Could you report every line of the listing below that holds the word "name"?

-- GIVEN DATA --
┌──
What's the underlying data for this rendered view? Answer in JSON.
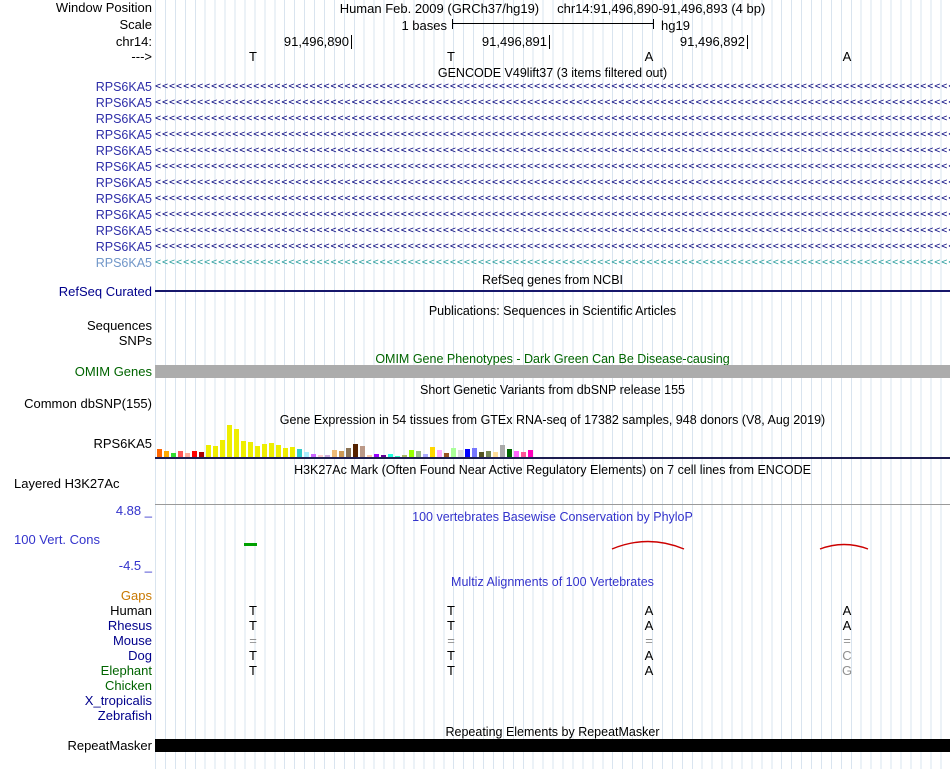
{
  "header": {
    "assembly": "Human Feb. 2009 (GRCh37/hg19)",
    "position": "chr14:91,496,890-91,496,893 (4 bp)",
    "window_position_label": "Window Position",
    "scale_label": "Scale",
    "scale_value": "1 bases",
    "genome": "hg19",
    "chrom_label": "chr14:",
    "coords": [
      "91,496,890",
      "91,496,891",
      "91,496,892"
    ],
    "strand_label": "--->",
    "bases": [
      "T",
      "T",
      "A",
      "A"
    ]
  },
  "tracks": {
    "gencode": {
      "title": "GENCODE V49lift37 (3 items filtered out)",
      "rows": [
        "RPS6KA5",
        "RPS6KA5",
        "RPS6KA5",
        "RPS6KA5",
        "RPS6KA5",
        "RPS6KA5",
        "RPS6KA5",
        "RPS6KA5",
        "RPS6KA5",
        "RPS6KA5",
        "RPS6KA5",
        "RPS6KA5"
      ]
    },
    "refseq": {
      "title": "RefSeq genes from NCBI",
      "label": "RefSeq Curated"
    },
    "publications": {
      "title": "Publications: Sequences in Scientific Articles",
      "label_sequences": "Sequences",
      "label_snps": "SNPs"
    },
    "omim": {
      "title": "OMIM Gene Phenotypes - Dark Green Can Be Disease-causing",
      "label": "OMIM Genes"
    },
    "dbsnp": {
      "title": "Short Genetic Variants from dbSNP release 155",
      "label": "Common dbSNP(155)"
    },
    "gtex": {
      "title": "Gene Expression in 54 tissues from GTEx RNA-seq of 17382 samples, 948 donors (V8, Aug 2019)",
      "label": "RPS6KA5",
      "bars": [
        {
          "c": "#FF6600",
          "h": 9
        },
        {
          "c": "#FFAA00",
          "h": 7
        },
        {
          "c": "#33DD33",
          "h": 5
        },
        {
          "c": "#FF5555",
          "h": 7
        },
        {
          "c": "#FFAA99",
          "h": 5
        },
        {
          "c": "#FF0000",
          "h": 7
        },
        {
          "c": "#AA0000",
          "h": 6
        },
        {
          "c": "#EEEE00",
          "h": 13
        },
        {
          "c": "#EEEE00",
          "h": 12
        },
        {
          "c": "#EEEE00",
          "h": 18
        },
        {
          "c": "#EEEE00",
          "h": 33
        },
        {
          "c": "#EEEE00",
          "h": 29
        },
        {
          "c": "#EEEE00",
          "h": 17
        },
        {
          "c": "#EEEE00",
          "h": 16
        },
        {
          "c": "#EEEE00",
          "h": 12
        },
        {
          "c": "#EEEE00",
          "h": 14
        },
        {
          "c": "#EEEE00",
          "h": 15
        },
        {
          "c": "#EEEE00",
          "h": 13
        },
        {
          "c": "#EEEE00",
          "h": 10
        },
        {
          "c": "#EEEE00",
          "h": 11
        },
        {
          "c": "#33CCCC",
          "h": 9
        },
        {
          "c": "#AAEEFF",
          "h": 6
        },
        {
          "c": "#CC66FF",
          "h": 4
        },
        {
          "c": "#FFCCCC",
          "h": 3
        },
        {
          "c": "#CCAADD",
          "h": 3
        },
        {
          "c": "#EEBB77",
          "h": 8
        },
        {
          "c": "#CC9955",
          "h": 7
        },
        {
          "c": "#8B7355",
          "h": 10
        },
        {
          "c": "#552200",
          "h": 14
        },
        {
          "c": "#BB9988",
          "h": 12
        },
        {
          "c": "#FFCCAA",
          "h": 3
        },
        {
          "c": "#9900FF",
          "h": 4
        },
        {
          "c": "#660099",
          "h": 3
        },
        {
          "c": "#22FFDD",
          "h": 4
        },
        {
          "c": "#33FFC2",
          "h": 2
        },
        {
          "c": "#AABB66",
          "h": 3
        },
        {
          "c": "#99FF00",
          "h": 8
        },
        {
          "c": "#99BB88",
          "h": 7
        },
        {
          "c": "#AAAAFF",
          "h": 4
        },
        {
          "c": "#FFD700",
          "h": 11
        },
        {
          "c": "#FFAAFF",
          "h": 8
        },
        {
          "c": "#995522",
          "h": 5
        },
        {
          "c": "#AAFF99",
          "h": 10
        },
        {
          "c": "#DDDDDD",
          "h": 8
        },
        {
          "c": "#0000FF",
          "h": 9
        },
        {
          "c": "#7777FF",
          "h": 10
        },
        {
          "c": "#555522",
          "h": 6
        },
        {
          "c": "#778855",
          "h": 7
        },
        {
          "c": "#FFDD99",
          "h": 6
        },
        {
          "c": "#AAAAAA",
          "h": 13
        },
        {
          "c": "#006600",
          "h": 9
        },
        {
          "c": "#FF66FF",
          "h": 7
        },
        {
          "c": "#FF5599",
          "h": 6
        },
        {
          "c": "#FF00BB",
          "h": 8
        }
      ]
    },
    "h3k27ac": {
      "title": "H3K27Ac Mark (Often Found Near Active Regulatory Elements) on 7 cell lines from ENCODE",
      "label": "Layered H3K27Ac"
    },
    "phylop": {
      "title": "100 vertebrates Basewise Conservation by PhyloP",
      "label": "100 Vert. Cons",
      "max_label": "4.88 _",
      "min_label": "-4.5 _"
    },
    "multiz": {
      "title": "Multiz Alignments of 100 Vertebrates",
      "species": [
        {
          "name": "Gaps",
          "color": "#c87800",
          "bases": [
            "",
            "",
            "",
            ""
          ]
        },
        {
          "name": "Human",
          "color": "#000000",
          "bases": [
            "T",
            "T",
            "A",
            "A"
          ]
        },
        {
          "name": "Rhesus",
          "color": "#00008b",
          "bases": [
            "T",
            "T",
            "A",
            "A"
          ]
        },
        {
          "name": "Mouse",
          "color": "#00008b",
          "bases": [
            "=",
            "=",
            "=",
            "="
          ],
          "muted": [
            1,
            1,
            1,
            1
          ]
        },
        {
          "name": "Dog",
          "color": "#00008b",
          "bases": [
            "T",
            "T",
            "A",
            "C"
          ],
          "muted": [
            0,
            0,
            0,
            1
          ]
        },
        {
          "name": "Elephant",
          "color": "#006400",
          "bases": [
            "T",
            "T",
            "A",
            "G"
          ],
          "muted": [
            0,
            0,
            0,
            1
          ]
        },
        {
          "name": "Chicken",
          "color": "#006400",
          "bases": [
            "",
            "",
            "",
            ""
          ]
        },
        {
          "name": "X_tropicalis",
          "color": "#00008b",
          "bases": [
            "",
            "",
            "",
            ""
          ]
        },
        {
          "name": "Zebrafish",
          "color": "#00008b",
          "bases": [
            "",
            "",
            "",
            ""
          ]
        }
      ]
    },
    "repeatmasker": {
      "title": "Repeating Elements by RepeatMasker",
      "label": "RepeatMasker"
    }
  },
  "colors": {
    "grid": "#d9e4ef",
    "gencodeBlue": "#0c0c82",
    "gencodeLabel": "#2e2ea8",
    "gencodeLightLabel": "#7096c8",
    "gencodeLightArrow": "#30a0a0",
    "navy": "#00008b",
    "green": "#006400",
    "omimGray": "#acacac",
    "phylopBlue": "#3333cc",
    "gapsOrange": "#c87800",
    "wiggleRed": "#cc0000",
    "wiggleGreen": "#00a000",
    "mutedBase": "#909090"
  }
}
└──
-- OUTPUT FOR THIS EXERCISE --
          "name": "Gaps",
          "name": "Human",
          "name": "Rhesus",
          "name": "Mouse",
          "name": "Dog",
          "name": "Elephant",
          "name": "Chicken",
          "name": "X_tropicalis",
          "name": "Zebrafish",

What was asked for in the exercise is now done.